What is needed: Copy the lines below exactly. No picture goes into the copy.

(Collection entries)
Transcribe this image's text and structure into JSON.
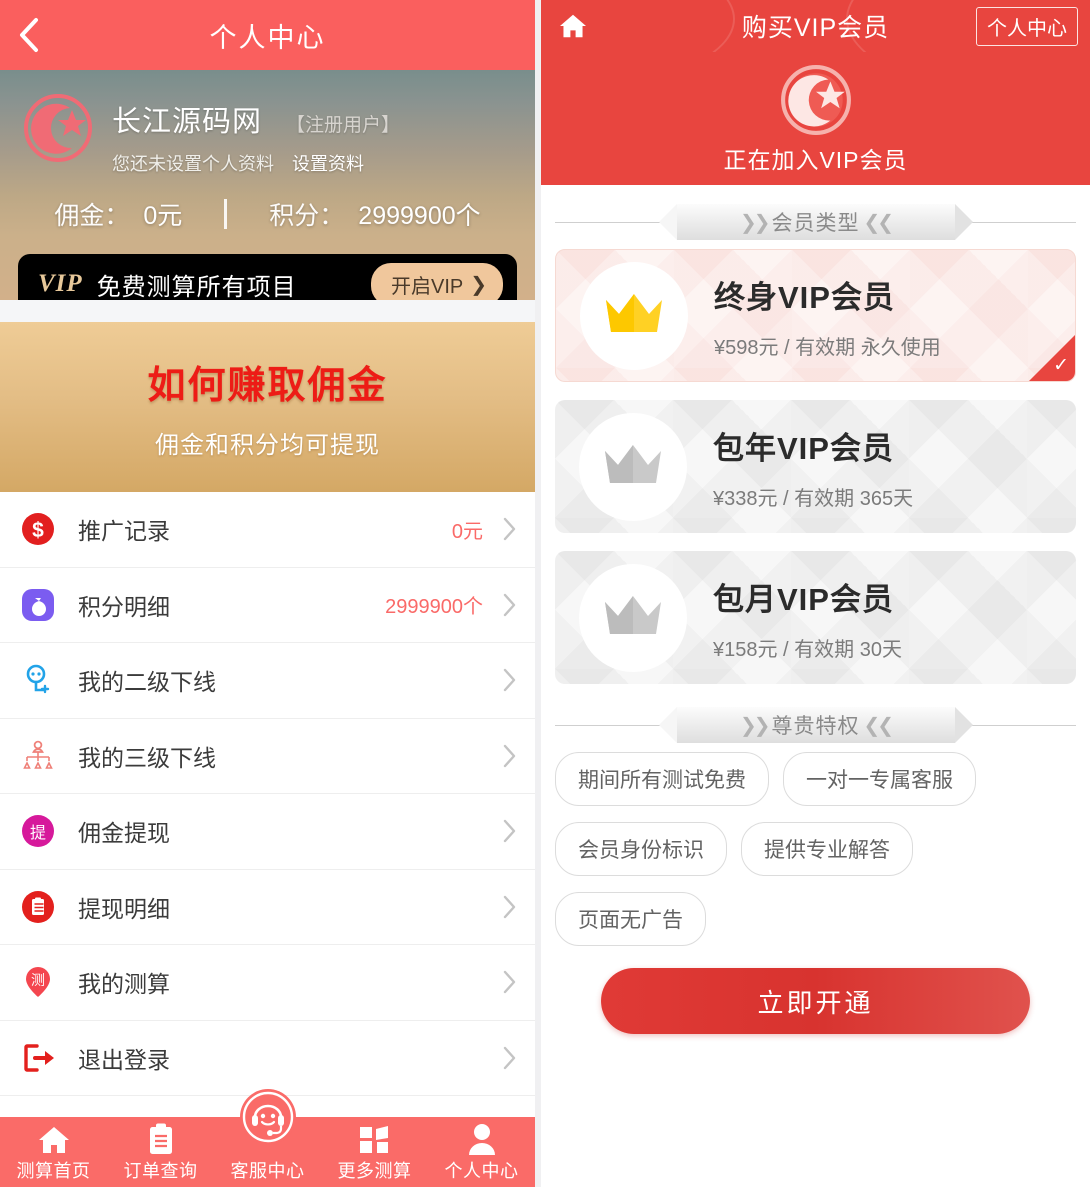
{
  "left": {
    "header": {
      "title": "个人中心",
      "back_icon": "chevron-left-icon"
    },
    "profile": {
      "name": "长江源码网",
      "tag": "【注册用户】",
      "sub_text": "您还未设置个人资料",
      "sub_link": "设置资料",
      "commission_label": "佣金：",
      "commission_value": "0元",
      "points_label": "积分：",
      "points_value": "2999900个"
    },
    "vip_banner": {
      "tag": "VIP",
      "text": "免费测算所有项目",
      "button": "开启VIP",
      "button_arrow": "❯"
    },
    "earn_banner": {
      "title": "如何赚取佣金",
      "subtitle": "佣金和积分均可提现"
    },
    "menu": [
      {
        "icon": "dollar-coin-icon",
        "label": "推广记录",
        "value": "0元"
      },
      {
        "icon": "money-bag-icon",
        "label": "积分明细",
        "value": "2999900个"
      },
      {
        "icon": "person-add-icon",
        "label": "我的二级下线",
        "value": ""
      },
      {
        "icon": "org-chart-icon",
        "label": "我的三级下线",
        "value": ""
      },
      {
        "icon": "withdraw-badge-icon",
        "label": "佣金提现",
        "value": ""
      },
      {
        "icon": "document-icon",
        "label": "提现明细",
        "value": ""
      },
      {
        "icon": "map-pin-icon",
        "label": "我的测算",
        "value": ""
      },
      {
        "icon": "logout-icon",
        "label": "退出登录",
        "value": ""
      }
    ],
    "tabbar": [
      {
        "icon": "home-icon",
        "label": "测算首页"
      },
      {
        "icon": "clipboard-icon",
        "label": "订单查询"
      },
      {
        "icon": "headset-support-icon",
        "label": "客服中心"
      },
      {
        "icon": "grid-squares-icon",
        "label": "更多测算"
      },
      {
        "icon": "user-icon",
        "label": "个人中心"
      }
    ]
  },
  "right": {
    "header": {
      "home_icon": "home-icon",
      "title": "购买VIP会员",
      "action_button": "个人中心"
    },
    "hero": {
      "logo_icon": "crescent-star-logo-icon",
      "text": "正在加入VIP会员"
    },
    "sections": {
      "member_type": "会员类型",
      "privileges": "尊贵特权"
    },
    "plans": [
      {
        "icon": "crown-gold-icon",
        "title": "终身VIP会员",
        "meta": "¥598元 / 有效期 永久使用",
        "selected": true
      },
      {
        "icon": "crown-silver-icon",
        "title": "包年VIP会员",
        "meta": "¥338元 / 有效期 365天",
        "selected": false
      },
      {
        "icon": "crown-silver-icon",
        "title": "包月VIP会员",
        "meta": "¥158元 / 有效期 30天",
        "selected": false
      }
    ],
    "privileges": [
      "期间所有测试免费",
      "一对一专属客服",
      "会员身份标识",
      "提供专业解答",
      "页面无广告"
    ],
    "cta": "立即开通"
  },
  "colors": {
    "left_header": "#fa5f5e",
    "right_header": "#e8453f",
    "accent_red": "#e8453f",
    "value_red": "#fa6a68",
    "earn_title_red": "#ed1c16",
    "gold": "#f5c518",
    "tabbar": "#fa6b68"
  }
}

Solution for this problem:
Transcribe this image's text and structure into JSON.
{
  "left": {
    "header": {
      "title": "个人中心",
      "back_icon": "chevron-left-icon"
    },
    "profile": {
      "name": "长江源码网",
      "tag": "【注册用户】",
      "sub_text": "您还未设置个人资料",
      "sub_link": "设置资料",
      "commission_label": "佣金：",
      "commission_value": "0元",
      "points_label": "积分：",
      "points_value": "2999900个"
    },
    "vip_banner": {
      "tag": "VIP",
      "text": "免费测算所有项目",
      "button": "开启VIP",
      "button_arrow": "❯"
    },
    "earn_banner": {
      "title": "如何赚取佣金",
      "subtitle": "佣金和积分均可提现"
    },
    "menu": [
      {
        "icon": "dollar-coin-icon",
        "label": "推广记录",
        "value": "0元"
      },
      {
        "icon": "money-bag-icon",
        "label": "积分明细",
        "value": "2999900个"
      },
      {
        "icon": "person-add-icon",
        "label": "我的二级下线",
        "value": ""
      },
      {
        "icon": "org-chart-icon",
        "label": "我的三级下线",
        "value": ""
      },
      {
        "icon": "withdraw-badge-icon",
        "label": "佣金提现",
        "value": ""
      },
      {
        "icon": "document-icon",
        "label": "提现明细",
        "value": ""
      },
      {
        "icon": "map-pin-icon",
        "label": "我的测算",
        "value": ""
      },
      {
        "icon": "logout-icon",
        "label": "退出登录",
        "value": ""
      }
    ],
    "tabbar": [
      {
        "icon": "home-icon",
        "label": "测算首页"
      },
      {
        "icon": "clipboard-icon",
        "label": "订单查询"
      },
      {
        "icon": "headset-support-icon",
        "label": "客服中心"
      },
      {
        "icon": "grid-squares-icon",
        "label": "更多测算"
      },
      {
        "icon": "user-icon",
        "label": "个人中心"
      }
    ]
  },
  "right": {
    "header": {
      "home_icon": "home-icon",
      "title": "购买VIP会员",
      "action_button": "个人中心"
    },
    "hero": {
      "logo_icon": "crescent-star-logo-icon",
      "text": "正在加入VIP会员"
    },
    "sections": {
      "member_type": "会员类型",
      "privileges": "尊贵特权"
    },
    "plans": [
      {
        "icon": "crown-gold-icon",
        "title": "终身VIP会员",
        "meta": "¥598元 / 有效期 永久使用",
        "selected": true
      },
      {
        "icon": "crown-silver-icon",
        "title": "包年VIP会员",
        "meta": "¥338元 / 有效期 365天",
        "selected": false
      },
      {
        "icon": "crown-silver-icon",
        "title": "包月VIP会员",
        "meta": "¥158元 / 有效期 30天",
        "selected": false
      }
    ],
    "privileges": [
      "期间所有测试免费",
      "一对一专属客服",
      "会员身份标识",
      "提供专业解答",
      "页面无广告"
    ],
    "cta": "立即开通"
  },
  "colors": {
    "left_header": "#fa5f5e",
    "right_header": "#e8453f",
    "accent_red": "#e8453f",
    "value_red": "#fa6a68",
    "earn_title_red": "#ed1c16",
    "gold": "#f5c518",
    "tabbar": "#fa6b68"
  }
}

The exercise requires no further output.